Go through the entries, filter for the word "icon", and copy every line that has it.

#### SUPPLIED MATERIAL

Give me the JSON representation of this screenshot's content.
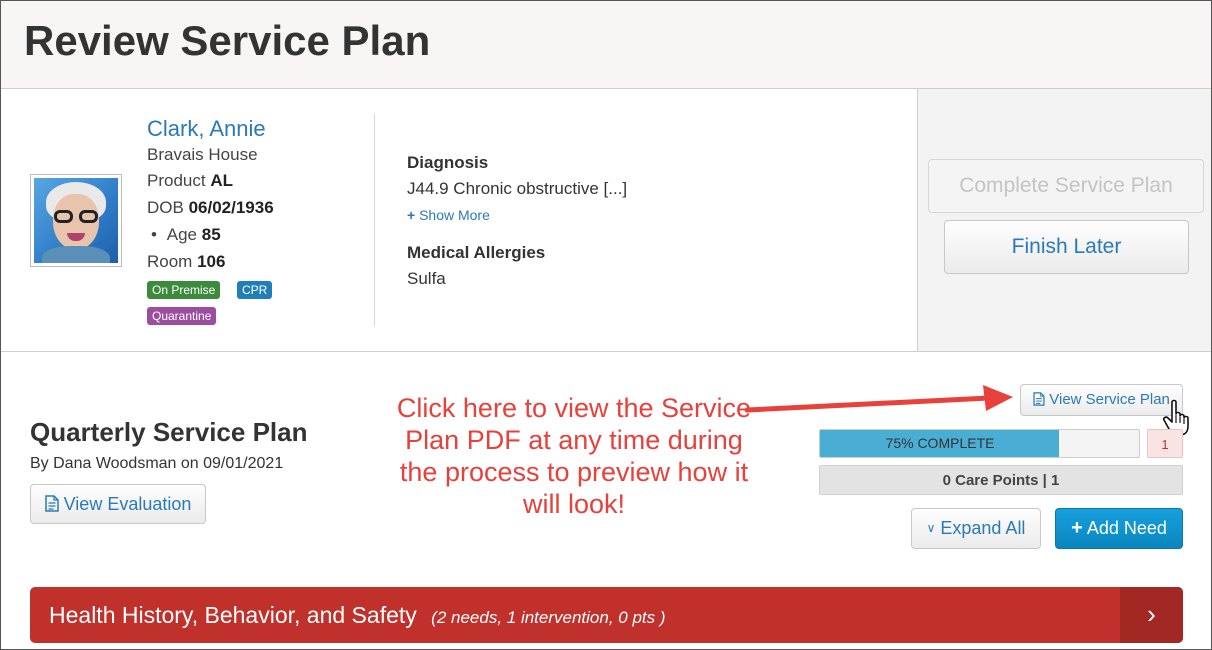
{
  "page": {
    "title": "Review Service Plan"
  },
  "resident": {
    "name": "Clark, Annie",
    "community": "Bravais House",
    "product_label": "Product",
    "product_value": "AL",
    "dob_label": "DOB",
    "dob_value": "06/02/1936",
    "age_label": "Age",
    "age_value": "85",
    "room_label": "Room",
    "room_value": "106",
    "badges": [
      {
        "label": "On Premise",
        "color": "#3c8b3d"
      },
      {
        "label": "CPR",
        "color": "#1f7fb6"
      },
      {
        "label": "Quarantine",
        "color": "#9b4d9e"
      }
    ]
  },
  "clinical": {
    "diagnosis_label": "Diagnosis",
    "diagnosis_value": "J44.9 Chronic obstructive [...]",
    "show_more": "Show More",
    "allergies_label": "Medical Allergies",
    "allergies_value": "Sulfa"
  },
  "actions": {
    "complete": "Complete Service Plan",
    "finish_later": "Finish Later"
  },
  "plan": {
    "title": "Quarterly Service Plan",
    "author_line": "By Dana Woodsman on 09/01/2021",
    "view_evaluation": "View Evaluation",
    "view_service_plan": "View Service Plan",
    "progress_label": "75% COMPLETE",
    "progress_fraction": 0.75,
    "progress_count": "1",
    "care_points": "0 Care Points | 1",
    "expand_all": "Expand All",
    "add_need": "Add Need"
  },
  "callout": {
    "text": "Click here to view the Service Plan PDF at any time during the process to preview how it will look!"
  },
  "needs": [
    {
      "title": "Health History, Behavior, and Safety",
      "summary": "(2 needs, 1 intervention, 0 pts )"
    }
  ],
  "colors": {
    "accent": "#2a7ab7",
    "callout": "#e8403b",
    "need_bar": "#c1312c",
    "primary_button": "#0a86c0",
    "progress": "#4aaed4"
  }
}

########
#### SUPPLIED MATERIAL

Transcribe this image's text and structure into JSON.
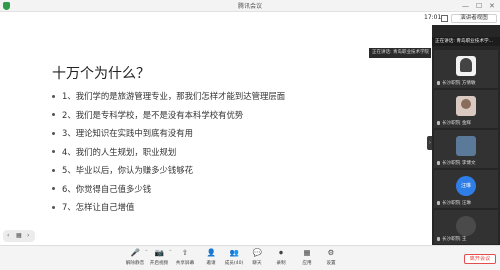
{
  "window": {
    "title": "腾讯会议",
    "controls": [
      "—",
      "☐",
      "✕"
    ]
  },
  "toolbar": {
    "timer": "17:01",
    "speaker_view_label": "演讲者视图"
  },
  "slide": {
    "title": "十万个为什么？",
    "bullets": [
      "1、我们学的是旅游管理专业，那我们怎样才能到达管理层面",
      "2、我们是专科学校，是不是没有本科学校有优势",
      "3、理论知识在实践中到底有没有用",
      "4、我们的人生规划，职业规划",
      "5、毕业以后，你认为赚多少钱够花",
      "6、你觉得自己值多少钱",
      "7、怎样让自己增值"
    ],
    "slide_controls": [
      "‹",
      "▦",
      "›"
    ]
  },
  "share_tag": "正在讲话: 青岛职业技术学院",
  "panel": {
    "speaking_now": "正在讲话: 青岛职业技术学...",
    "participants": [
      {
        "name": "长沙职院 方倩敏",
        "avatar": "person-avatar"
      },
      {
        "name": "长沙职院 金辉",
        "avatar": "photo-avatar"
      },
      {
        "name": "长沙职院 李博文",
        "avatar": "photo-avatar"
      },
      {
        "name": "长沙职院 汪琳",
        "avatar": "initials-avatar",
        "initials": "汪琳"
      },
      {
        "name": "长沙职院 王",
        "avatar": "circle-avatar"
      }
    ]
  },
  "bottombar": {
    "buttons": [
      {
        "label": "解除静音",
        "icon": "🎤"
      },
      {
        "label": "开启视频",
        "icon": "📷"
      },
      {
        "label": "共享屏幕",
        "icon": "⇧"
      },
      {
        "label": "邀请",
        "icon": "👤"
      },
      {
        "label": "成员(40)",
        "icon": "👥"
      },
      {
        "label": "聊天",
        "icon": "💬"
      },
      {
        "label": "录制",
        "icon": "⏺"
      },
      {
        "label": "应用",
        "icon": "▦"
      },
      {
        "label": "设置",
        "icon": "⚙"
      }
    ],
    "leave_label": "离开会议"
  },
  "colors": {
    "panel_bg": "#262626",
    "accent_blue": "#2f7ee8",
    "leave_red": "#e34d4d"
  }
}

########

> TASK OUTPUT
        "icon": "🎤"
        "icon": "📷"
        "icon": "⇧"
        "icon": "👤"
        "icon": "👥"
        "icon": "💬"
        "icon": "⏺"
        "icon": "▦"
        "icon": "⚙"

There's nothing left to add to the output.